Plus, the report shows that 36% of all jobs across all industries will require complex problem-solving abilities as a core skill by 2020. Published on December 29, 2017 by Melanie Curtin
Therefore, it's blatantly obvious a new skill-set of capabilities is demanded by business today, so they can cope with the continuous roller coaster of change and you never know what will be around the corner tomorrow. However, although the skills and solutions executives have used in the past are valuable, they are in and of themselves not enough to manage the turbulent changes organizations are constantly facing today.
Frequently you hear leaders say “our executives now need to be more adaptable, agile, flexible and innovative so they can manage the turbulent conditions facing the organization”.
Yet, what underpins the qualities of being Adaptable, Agile, Flexible and Innovative?

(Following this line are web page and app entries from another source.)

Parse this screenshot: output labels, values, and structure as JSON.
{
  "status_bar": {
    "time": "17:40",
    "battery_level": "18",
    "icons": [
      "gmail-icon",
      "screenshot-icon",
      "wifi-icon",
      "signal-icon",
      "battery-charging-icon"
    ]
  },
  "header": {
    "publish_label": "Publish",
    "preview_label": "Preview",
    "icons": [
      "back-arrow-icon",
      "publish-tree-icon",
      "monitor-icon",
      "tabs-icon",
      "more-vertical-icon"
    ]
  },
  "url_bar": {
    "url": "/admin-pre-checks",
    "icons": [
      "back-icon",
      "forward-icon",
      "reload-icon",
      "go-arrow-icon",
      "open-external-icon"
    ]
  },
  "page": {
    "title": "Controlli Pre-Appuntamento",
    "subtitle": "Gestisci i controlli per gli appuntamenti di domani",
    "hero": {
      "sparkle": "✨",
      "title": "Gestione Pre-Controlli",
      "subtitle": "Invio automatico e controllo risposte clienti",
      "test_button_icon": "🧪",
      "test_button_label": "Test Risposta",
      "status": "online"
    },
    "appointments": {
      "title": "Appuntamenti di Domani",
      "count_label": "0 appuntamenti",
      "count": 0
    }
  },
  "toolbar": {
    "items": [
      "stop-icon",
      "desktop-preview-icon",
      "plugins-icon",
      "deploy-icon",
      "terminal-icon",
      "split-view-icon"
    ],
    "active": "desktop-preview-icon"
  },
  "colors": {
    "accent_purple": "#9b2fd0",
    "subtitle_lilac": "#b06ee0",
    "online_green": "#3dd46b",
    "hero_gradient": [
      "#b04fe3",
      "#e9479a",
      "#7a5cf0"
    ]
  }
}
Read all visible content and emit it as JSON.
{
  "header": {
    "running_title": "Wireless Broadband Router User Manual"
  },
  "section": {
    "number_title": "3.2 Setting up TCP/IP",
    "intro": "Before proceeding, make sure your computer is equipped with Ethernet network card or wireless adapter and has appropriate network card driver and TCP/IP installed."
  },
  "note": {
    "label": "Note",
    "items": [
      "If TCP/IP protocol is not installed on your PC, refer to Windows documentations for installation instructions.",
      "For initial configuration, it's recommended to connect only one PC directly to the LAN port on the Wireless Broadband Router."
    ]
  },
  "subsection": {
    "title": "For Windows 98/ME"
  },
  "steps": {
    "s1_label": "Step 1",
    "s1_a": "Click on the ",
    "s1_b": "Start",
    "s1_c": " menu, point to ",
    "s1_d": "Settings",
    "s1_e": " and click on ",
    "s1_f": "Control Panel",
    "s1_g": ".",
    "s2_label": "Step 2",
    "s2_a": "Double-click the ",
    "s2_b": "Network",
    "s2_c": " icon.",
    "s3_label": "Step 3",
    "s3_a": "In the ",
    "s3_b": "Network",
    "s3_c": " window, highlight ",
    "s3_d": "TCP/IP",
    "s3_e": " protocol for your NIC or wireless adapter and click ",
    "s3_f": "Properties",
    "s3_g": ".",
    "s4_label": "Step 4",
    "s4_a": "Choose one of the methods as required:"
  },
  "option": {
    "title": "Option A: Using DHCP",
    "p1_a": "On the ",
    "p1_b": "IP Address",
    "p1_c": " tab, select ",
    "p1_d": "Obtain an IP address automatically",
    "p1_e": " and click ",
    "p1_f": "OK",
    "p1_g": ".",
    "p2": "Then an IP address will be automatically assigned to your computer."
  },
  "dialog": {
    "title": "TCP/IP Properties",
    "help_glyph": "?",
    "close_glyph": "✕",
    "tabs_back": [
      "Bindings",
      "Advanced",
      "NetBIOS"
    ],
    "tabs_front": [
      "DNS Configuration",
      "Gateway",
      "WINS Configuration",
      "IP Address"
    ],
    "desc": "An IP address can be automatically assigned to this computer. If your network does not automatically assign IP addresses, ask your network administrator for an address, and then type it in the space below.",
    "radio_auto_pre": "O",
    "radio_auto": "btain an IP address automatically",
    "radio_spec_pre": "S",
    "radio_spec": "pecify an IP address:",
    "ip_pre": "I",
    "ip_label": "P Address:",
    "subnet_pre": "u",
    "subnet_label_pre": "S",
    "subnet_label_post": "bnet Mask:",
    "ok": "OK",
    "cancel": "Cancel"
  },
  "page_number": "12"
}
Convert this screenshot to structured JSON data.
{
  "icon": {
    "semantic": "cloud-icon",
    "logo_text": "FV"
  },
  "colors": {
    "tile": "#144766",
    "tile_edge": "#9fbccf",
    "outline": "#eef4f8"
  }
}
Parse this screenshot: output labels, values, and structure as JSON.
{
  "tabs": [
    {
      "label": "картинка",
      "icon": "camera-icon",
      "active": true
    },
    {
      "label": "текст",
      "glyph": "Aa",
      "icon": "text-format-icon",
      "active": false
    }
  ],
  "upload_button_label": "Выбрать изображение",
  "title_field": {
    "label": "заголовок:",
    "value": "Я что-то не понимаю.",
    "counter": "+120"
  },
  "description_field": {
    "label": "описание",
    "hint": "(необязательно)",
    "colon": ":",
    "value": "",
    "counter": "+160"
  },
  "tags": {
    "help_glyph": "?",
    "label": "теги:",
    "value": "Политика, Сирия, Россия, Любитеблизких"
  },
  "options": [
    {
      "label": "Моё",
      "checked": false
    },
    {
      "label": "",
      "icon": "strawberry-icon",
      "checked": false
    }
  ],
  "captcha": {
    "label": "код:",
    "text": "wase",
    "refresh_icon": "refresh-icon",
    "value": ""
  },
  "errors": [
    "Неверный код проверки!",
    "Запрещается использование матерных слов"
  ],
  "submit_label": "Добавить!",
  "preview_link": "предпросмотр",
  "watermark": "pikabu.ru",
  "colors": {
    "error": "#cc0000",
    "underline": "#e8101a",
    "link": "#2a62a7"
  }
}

And how do you acquired these capabilities if you don’t already have them?
How are Adaptability and Agility different?
Adaptability is the capability and openness to readily change and adapt.
Cognitive Agility is the speed at which an executive can change and adapt.
And, research shows that most executives are open to change and acquiring the new capabilities of being more Adaptable and Agile, but 90% of executives say they don’t know how to develop these skills.
So, many executives facing new and novel situations which they haven’t faced before can often tend to revert to ‘old solutions’ to ‘new challenges’ which unfortunately don’t work anymore.
Plus, these capabilities are not taught at school or university, but they can be developed by tapping into the brain’s inherent neuroplasticity. As, neuropsychologist Donald Hebb said, “Neurons that fire together, wire together”. The capabilities of being more Adaptable and Agile are subscious brain habits which can be deliberately developed and reinforced through specific brain drills. These drills are part of a Fluid Intelligence Thinking (FIT) program.
At enigmaFIT, we have unravelled the enigma of the brain to harness the power of a leader’s Fluid Intelligence Thinking (FIT) which underpins these ten top capabilities identified at DAVOS. Phillip Campbell, Cognitive Scientist and Founder/ CEO of enigmaFIT has based the FIT Program on 70 years of research into human cognitive behaviours and works with global organizations in the USA and AsiaPac.